For non-uniformity correction a flat field x-ray image is needed, and to obtain it the center of detector is usually aligned with the focal spot of the x-ray tube, which is conserved when examining patients to preserve the flat field. In some of radiographic techniques, however, it is necessary to move the x-ray tube off the center position of detector or tilt the detector. We investigated the effect of X-ray tube positions with respect to detector on the non-uniformity correction, and propose a method to reduce the effect using a new algorithm with computer simulation. Gain images were taken in two SIDs. Pixel values at second SID was calculated using the pixel values at first SID, gain coefficient that represents pixels own unique radiation sensitivity characteristics and the formula based on the solid angle of each detector pixel facing to the x-ray source. Gain coefficient was adjusted using the difference between calculated and real pixel values. Calculation was repeated with new gain coefficient until the gain coefficient was converged into prescribed range. Nonuniformity of blank x-ray images taken with the detector tilted by 0 to 45 degrees was corrected and five ROIs across the image were defined and analyzed.

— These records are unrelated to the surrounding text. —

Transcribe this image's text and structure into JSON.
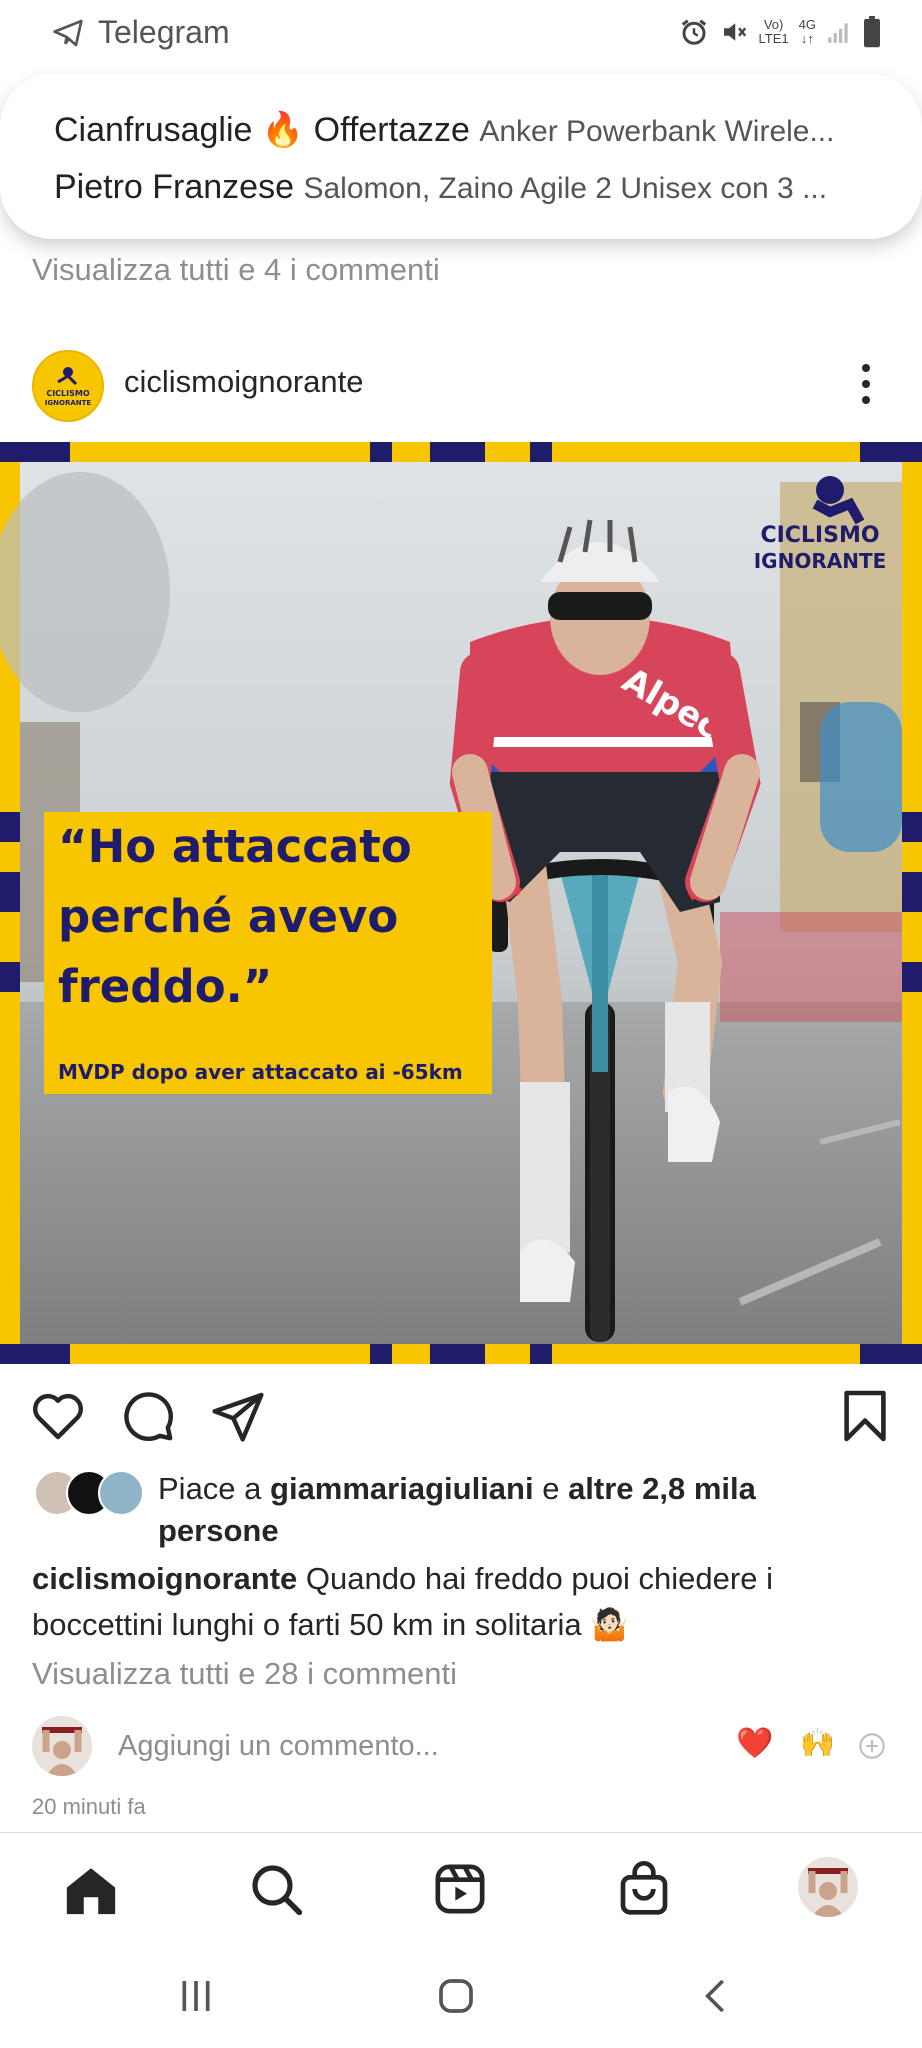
{
  "status_bar": {
    "app_name": "Telegram",
    "net_label_top": "Vo)",
    "net_label_bottom": "LTE1",
    "signal_label_top": "4G"
  },
  "notification": {
    "items": [
      {
        "sender": "Cianfrusaglie 🔥 Offertazze",
        "message": "Anker Powerbank Wirele..."
      },
      {
        "sender": "Pietro Franzese",
        "message": "Salomon, Zaino Agile 2 Unisex con 3 ..."
      }
    ]
  },
  "previous_post": {
    "view_comments": "Visualizza tutti e 4 i commenti"
  },
  "post": {
    "username": "ciclismoignorante",
    "image": {
      "quote_line1": "“Ho attaccato",
      "quote_line2": "perché avevo",
      "quote_line3": "freddo.”",
      "subline": "MVDP dopo aver attaccato ai -65km",
      "logo_line1": "CICLISMO",
      "logo_line2": "IGNORANTE",
      "avatar_logo_top": "CICLISMO",
      "avatar_logo_bottom": "IGNORANTE",
      "jersey_text": "Alpecin"
    },
    "likes": {
      "prefix": "Piace a ",
      "user": "giammariagiuliani",
      "mid": " e ",
      "others": "altre 2,8 mila persone"
    },
    "caption": {
      "username": "ciclismoignorante",
      "text": " Quando hai freddo puoi chiedere i boccettini lunghi o farti 50 km in solitaria 🤷🏻"
    },
    "view_comments": "Visualizza tutti e 28 i commenti",
    "add_comment_placeholder": "Aggiungi un commento...",
    "quick_reactions": [
      "❤️",
      "🙌"
    ],
    "timestamp": "20 minuti fa"
  },
  "bottom_nav": [
    "home",
    "search",
    "reels",
    "shop",
    "profile"
  ],
  "colors": {
    "brand_yellow": "#f7c600",
    "brand_navy": "#1e1c6b",
    "heart_red": "#ed1c24",
    "muted": "#8e8e8e"
  }
}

When the proposed algorithm was used for the flat field correction standard deviations of pixel values in the ROIs were reduce to 10% of the cases of usual flat field correction.
H. Lee et al., "An Iterative Method for Flat-Field Correction of Digital Radiography When Detector Is At Any Position," Progress in Biomedical Optics and Imaging - Proceedings of SPIE, SPIE -- The International Society for Optical Engineering, Jan 2005.
The definitive version is available at https://doi.org/10.1117/12.595394
Medical Imaging 2005 - Physics of Medical Imaging
Mining and Nuclear Engineering
Keywords and Phrases
Digital Radiography; Flat Field Correction; Flat Panel Detector
Article - Conference proceedings
© 2005 SPIE -- The International Society for Optical Engineering, All rights reserved.
01 Jan 2005